◆ **Your objective**
Search through the entries for the word "content" and copy every line that has it.
++++ Task input
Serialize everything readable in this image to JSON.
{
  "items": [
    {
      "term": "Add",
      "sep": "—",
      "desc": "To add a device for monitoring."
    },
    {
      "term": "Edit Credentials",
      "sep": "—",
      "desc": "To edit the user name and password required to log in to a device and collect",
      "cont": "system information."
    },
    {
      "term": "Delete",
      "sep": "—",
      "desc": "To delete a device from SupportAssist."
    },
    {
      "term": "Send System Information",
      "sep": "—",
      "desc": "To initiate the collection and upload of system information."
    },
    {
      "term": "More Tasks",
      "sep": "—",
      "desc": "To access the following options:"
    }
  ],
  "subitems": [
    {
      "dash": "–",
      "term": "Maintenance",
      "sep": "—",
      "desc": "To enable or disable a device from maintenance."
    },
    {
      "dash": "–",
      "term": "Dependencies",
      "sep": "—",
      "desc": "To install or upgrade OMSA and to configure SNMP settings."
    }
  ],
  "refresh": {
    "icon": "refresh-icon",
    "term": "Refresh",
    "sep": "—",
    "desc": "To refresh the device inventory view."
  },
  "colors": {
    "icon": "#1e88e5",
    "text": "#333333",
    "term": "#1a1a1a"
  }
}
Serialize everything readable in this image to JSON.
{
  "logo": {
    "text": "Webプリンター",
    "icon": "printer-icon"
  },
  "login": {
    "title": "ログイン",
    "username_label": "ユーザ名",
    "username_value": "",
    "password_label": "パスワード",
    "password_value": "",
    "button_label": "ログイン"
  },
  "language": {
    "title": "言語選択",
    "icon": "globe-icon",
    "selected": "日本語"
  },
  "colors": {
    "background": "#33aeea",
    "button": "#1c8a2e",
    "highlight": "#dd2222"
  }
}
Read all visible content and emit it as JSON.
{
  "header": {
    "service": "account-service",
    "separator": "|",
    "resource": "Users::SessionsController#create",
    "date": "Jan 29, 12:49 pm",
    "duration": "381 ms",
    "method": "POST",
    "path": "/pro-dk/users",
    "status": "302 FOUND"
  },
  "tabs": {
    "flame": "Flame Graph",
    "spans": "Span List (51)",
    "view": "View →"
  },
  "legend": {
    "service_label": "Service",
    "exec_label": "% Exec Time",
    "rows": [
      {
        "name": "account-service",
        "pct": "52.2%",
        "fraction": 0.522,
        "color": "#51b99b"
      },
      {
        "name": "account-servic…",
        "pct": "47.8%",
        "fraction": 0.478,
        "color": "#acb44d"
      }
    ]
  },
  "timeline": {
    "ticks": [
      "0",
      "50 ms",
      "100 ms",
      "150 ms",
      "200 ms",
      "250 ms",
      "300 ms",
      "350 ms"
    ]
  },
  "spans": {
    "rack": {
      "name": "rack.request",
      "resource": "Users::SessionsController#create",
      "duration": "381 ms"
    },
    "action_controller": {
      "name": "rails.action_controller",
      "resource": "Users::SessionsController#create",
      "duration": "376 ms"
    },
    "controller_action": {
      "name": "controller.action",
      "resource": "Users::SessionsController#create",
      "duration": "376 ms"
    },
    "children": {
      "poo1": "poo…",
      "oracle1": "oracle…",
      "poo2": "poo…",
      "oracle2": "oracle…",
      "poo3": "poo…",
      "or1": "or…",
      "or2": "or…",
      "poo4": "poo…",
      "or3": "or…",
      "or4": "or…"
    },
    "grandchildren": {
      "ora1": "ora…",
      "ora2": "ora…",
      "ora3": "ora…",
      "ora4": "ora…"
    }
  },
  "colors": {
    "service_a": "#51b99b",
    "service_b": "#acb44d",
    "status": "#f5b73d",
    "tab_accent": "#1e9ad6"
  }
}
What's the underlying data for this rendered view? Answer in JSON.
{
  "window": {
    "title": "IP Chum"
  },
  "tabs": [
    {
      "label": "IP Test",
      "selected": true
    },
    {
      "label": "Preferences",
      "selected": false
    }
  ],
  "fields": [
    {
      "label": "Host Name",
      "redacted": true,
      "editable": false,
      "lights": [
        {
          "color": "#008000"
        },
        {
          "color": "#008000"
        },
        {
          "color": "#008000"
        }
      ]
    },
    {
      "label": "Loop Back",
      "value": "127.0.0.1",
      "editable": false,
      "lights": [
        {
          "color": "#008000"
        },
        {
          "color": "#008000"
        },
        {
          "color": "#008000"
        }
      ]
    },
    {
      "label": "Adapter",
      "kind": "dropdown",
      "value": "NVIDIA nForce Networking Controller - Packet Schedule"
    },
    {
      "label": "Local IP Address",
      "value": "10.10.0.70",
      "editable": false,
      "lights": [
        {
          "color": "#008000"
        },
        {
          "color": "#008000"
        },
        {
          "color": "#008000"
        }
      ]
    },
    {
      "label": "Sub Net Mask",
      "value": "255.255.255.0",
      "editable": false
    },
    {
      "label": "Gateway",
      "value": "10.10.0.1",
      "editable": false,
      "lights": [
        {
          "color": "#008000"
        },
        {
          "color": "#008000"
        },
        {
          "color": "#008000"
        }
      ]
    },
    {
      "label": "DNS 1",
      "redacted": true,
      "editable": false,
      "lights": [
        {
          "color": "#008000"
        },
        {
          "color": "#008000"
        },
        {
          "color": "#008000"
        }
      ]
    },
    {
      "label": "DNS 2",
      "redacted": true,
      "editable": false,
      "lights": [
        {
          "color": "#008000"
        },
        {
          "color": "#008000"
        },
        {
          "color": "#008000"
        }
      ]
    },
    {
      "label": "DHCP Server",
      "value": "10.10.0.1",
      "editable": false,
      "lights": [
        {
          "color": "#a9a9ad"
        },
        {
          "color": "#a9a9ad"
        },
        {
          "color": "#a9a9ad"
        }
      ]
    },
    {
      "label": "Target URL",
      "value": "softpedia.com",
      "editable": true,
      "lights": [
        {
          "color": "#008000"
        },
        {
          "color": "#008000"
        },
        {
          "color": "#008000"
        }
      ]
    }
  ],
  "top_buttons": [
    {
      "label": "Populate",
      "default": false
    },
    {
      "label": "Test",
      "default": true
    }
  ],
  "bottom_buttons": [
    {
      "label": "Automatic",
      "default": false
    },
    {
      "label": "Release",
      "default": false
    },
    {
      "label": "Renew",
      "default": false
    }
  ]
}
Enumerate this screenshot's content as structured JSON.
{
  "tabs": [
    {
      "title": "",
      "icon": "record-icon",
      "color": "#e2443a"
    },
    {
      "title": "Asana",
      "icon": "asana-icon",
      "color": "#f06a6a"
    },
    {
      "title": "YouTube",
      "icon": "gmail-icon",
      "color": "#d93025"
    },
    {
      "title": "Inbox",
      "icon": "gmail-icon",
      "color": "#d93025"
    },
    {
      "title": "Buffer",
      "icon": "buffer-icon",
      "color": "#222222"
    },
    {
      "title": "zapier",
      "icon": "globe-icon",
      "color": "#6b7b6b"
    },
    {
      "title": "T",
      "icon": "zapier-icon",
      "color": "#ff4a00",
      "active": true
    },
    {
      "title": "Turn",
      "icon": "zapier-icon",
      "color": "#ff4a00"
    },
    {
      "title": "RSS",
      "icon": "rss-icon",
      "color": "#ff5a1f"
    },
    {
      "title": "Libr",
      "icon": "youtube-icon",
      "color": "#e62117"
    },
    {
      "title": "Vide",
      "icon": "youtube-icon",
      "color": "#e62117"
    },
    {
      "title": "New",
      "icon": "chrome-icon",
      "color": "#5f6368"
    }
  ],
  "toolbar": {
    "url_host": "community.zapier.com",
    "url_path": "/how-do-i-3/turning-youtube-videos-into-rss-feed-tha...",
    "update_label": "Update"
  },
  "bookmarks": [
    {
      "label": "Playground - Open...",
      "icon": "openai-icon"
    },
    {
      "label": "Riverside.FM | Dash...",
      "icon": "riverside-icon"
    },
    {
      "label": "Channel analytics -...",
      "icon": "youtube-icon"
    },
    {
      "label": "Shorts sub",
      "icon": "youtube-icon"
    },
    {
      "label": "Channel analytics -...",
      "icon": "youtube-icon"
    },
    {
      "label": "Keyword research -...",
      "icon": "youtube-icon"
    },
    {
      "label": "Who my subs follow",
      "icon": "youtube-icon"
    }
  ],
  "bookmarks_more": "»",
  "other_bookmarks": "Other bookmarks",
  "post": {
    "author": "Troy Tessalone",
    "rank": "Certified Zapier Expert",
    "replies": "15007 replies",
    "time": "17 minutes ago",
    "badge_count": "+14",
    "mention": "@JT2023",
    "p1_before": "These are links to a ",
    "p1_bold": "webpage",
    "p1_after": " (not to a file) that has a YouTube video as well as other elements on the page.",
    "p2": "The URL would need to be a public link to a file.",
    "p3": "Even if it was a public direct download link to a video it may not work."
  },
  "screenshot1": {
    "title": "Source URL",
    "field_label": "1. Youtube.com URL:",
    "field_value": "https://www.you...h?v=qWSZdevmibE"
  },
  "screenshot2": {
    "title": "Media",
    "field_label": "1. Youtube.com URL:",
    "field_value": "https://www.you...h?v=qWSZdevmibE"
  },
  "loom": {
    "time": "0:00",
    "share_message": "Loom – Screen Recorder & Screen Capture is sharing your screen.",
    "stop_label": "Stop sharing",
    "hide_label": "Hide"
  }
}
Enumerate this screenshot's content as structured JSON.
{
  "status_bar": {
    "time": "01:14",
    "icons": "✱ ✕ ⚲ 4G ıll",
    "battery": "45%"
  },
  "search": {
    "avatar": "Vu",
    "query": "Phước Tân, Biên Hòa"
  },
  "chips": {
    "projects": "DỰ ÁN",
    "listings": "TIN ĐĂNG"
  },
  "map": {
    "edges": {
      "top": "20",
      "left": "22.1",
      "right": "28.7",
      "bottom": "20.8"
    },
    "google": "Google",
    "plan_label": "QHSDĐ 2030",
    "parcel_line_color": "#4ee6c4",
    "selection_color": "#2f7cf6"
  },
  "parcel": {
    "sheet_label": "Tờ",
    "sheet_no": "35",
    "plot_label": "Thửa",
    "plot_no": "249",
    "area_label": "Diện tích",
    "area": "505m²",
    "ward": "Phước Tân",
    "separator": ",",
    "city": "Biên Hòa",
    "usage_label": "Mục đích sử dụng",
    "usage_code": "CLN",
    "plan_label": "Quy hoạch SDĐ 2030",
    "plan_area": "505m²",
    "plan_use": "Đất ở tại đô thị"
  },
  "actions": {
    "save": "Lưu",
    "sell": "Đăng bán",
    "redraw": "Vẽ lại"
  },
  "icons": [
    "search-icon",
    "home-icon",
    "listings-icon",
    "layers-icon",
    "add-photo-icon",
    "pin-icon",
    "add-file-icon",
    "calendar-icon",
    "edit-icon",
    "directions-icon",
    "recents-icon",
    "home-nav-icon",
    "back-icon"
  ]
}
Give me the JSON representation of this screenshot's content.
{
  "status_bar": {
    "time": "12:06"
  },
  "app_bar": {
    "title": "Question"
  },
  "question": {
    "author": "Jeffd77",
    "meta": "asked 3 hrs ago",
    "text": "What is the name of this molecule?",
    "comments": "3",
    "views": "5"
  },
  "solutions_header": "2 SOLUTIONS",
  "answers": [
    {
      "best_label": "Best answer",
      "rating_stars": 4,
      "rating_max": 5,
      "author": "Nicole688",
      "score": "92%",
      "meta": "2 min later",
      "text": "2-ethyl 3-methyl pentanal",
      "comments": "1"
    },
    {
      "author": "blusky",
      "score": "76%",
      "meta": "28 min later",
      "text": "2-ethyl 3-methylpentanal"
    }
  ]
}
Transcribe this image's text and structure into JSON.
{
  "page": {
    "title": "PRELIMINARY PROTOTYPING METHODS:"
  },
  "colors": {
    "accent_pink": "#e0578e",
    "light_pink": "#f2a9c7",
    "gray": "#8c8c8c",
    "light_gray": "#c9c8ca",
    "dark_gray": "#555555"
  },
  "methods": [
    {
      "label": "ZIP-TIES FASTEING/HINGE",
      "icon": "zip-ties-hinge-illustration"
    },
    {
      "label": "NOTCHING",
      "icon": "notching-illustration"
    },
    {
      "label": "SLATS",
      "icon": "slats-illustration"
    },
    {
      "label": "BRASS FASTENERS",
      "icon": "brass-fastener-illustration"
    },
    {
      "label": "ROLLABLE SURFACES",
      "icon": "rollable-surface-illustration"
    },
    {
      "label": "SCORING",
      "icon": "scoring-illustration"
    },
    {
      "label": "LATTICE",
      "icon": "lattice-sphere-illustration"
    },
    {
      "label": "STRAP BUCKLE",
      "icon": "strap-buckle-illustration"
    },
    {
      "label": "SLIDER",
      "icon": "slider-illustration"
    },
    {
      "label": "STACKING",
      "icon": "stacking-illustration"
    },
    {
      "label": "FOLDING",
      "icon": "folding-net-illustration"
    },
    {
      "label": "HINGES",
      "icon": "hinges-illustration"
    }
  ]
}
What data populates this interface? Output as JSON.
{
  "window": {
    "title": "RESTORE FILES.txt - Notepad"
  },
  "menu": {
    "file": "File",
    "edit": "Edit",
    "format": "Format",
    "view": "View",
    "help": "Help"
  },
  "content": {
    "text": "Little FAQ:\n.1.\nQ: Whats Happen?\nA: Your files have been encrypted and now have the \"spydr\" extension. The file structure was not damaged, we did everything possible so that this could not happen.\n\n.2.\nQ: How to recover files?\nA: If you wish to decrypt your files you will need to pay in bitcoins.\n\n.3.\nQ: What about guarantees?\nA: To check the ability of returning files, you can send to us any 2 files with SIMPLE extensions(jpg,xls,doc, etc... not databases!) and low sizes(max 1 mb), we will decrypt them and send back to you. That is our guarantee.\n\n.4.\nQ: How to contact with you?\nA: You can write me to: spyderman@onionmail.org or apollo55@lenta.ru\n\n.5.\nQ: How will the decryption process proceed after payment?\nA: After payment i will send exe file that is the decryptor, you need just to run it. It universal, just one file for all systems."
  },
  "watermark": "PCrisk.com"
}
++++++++
◆ **Answer to this problem**
Read all visible content and emit it as JSON.
Enumerate this screenshot's content as structured JSON.
Enumerate this screenshot's content as structured JSON.
Give me the JSON representation of this screenshot's content.
  "content": {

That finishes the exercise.